- [Problem description]: Please set down the data again exactly, minus the pictures.

- [Working data]:

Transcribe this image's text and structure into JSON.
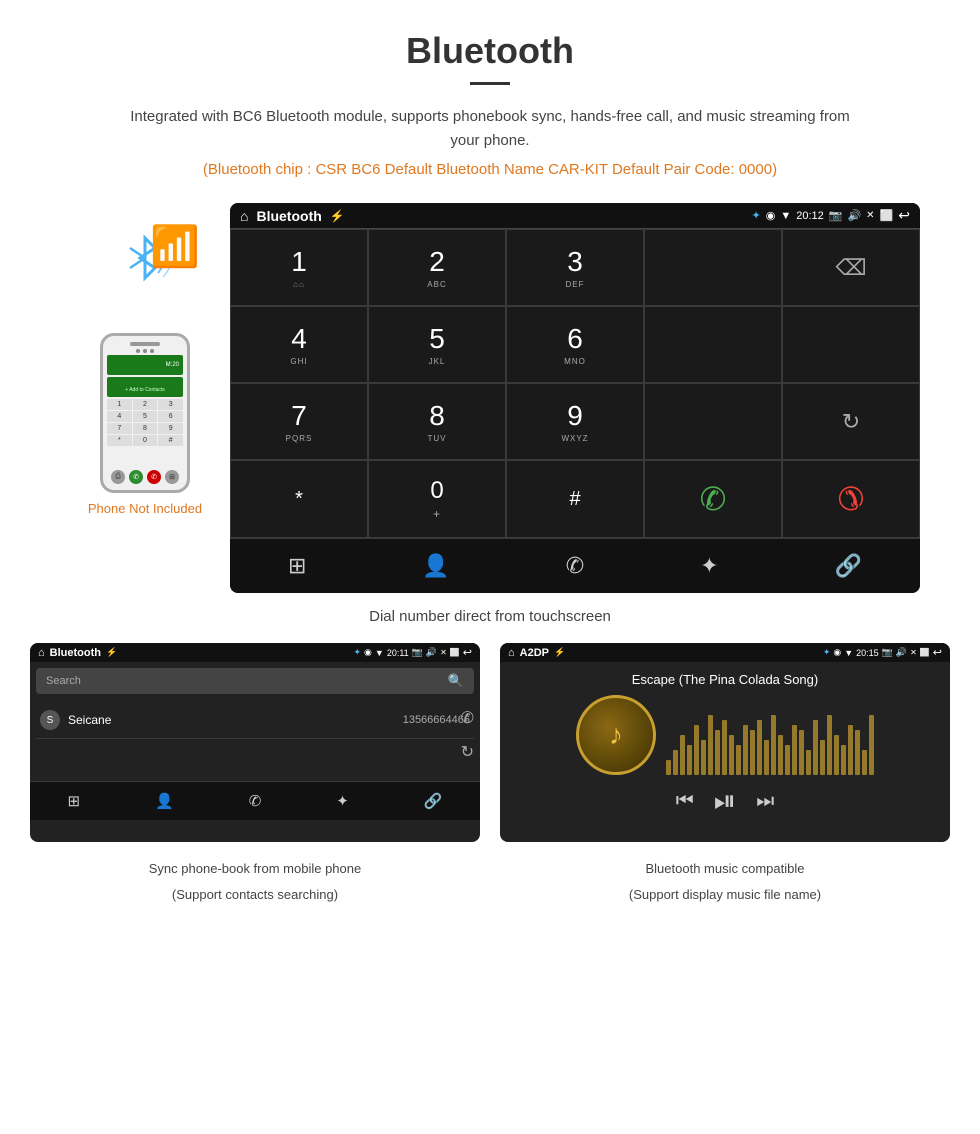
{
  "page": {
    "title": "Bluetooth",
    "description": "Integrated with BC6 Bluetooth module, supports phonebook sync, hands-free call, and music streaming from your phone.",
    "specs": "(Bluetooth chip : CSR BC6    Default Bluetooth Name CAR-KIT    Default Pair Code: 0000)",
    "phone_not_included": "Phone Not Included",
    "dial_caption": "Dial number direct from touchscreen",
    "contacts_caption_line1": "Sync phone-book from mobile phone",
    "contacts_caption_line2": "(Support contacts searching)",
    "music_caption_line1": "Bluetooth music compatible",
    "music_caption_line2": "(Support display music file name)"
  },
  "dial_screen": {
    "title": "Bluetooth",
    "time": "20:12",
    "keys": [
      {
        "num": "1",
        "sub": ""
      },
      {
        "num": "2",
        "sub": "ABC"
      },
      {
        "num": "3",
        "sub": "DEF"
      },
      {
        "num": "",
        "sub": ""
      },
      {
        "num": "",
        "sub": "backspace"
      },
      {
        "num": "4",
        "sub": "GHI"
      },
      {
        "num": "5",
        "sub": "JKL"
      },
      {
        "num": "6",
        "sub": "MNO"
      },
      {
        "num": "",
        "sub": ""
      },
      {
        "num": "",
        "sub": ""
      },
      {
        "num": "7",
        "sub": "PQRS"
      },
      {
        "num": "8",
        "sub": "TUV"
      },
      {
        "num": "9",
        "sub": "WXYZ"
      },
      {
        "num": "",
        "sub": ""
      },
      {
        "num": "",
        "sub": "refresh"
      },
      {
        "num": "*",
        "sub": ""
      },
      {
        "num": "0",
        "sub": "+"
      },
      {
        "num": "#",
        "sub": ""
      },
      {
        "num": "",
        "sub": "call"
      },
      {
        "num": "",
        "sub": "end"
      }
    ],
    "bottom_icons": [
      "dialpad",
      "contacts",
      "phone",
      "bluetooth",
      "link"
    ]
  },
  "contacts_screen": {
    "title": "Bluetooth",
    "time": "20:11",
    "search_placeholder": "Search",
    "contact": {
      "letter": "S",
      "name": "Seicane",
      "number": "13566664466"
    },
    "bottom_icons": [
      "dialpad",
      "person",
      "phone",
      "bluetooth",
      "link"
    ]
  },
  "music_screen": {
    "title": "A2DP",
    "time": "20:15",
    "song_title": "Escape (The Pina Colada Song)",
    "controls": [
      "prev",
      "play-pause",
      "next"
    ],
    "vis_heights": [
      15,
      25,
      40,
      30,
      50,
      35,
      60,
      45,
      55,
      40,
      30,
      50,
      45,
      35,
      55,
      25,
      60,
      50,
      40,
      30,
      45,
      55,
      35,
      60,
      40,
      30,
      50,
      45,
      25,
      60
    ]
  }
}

- [Reply]:
Transcribe this image's text and structure into JSON.
{
  "page": {
    "title": "Bluetooth",
    "description": "Integrated with BC6 Bluetooth module, supports phonebook sync, hands-free call, and music streaming from your phone.",
    "specs": "(Bluetooth chip : CSR BC6    Default Bluetooth Name CAR-KIT    Default Pair Code: 0000)",
    "phone_not_included": "Phone Not Included",
    "dial_caption": "Dial number direct from touchscreen",
    "contacts_caption_line1": "Sync phone-book from mobile phone",
    "contacts_caption_line2": "(Support contacts searching)",
    "music_caption_line1": "Bluetooth music compatible",
    "music_caption_line2": "(Support display music file name)"
  },
  "dial_screen": {
    "title": "Bluetooth",
    "time": "20:12",
    "keys": [
      {
        "num": "1",
        "sub": ""
      },
      {
        "num": "2",
        "sub": "ABC"
      },
      {
        "num": "3",
        "sub": "DEF"
      },
      {
        "num": "",
        "sub": ""
      },
      {
        "num": "",
        "sub": "backspace"
      },
      {
        "num": "4",
        "sub": "GHI"
      },
      {
        "num": "5",
        "sub": "JKL"
      },
      {
        "num": "6",
        "sub": "MNO"
      },
      {
        "num": "",
        "sub": ""
      },
      {
        "num": "",
        "sub": ""
      },
      {
        "num": "7",
        "sub": "PQRS"
      },
      {
        "num": "8",
        "sub": "TUV"
      },
      {
        "num": "9",
        "sub": "WXYZ"
      },
      {
        "num": "",
        "sub": ""
      },
      {
        "num": "",
        "sub": "refresh"
      },
      {
        "num": "*",
        "sub": ""
      },
      {
        "num": "0",
        "sub": "+"
      },
      {
        "num": "#",
        "sub": ""
      },
      {
        "num": "",
        "sub": "call"
      },
      {
        "num": "",
        "sub": "end"
      }
    ],
    "bottom_icons": [
      "dialpad",
      "contacts",
      "phone",
      "bluetooth",
      "link"
    ]
  },
  "contacts_screen": {
    "title": "Bluetooth",
    "time": "20:11",
    "search_placeholder": "Search",
    "contact": {
      "letter": "S",
      "name": "Seicane",
      "number": "13566664466"
    },
    "bottom_icons": [
      "dialpad",
      "person",
      "phone",
      "bluetooth",
      "link"
    ]
  },
  "music_screen": {
    "title": "A2DP",
    "time": "20:15",
    "song_title": "Escape (The Pina Colada Song)",
    "controls": [
      "prev",
      "play-pause",
      "next"
    ],
    "vis_heights": [
      15,
      25,
      40,
      30,
      50,
      35,
      60,
      45,
      55,
      40,
      30,
      50,
      45,
      35,
      55,
      25,
      60,
      50,
      40,
      30,
      45,
      55,
      35,
      60,
      40,
      30,
      50,
      45,
      25,
      60
    ]
  }
}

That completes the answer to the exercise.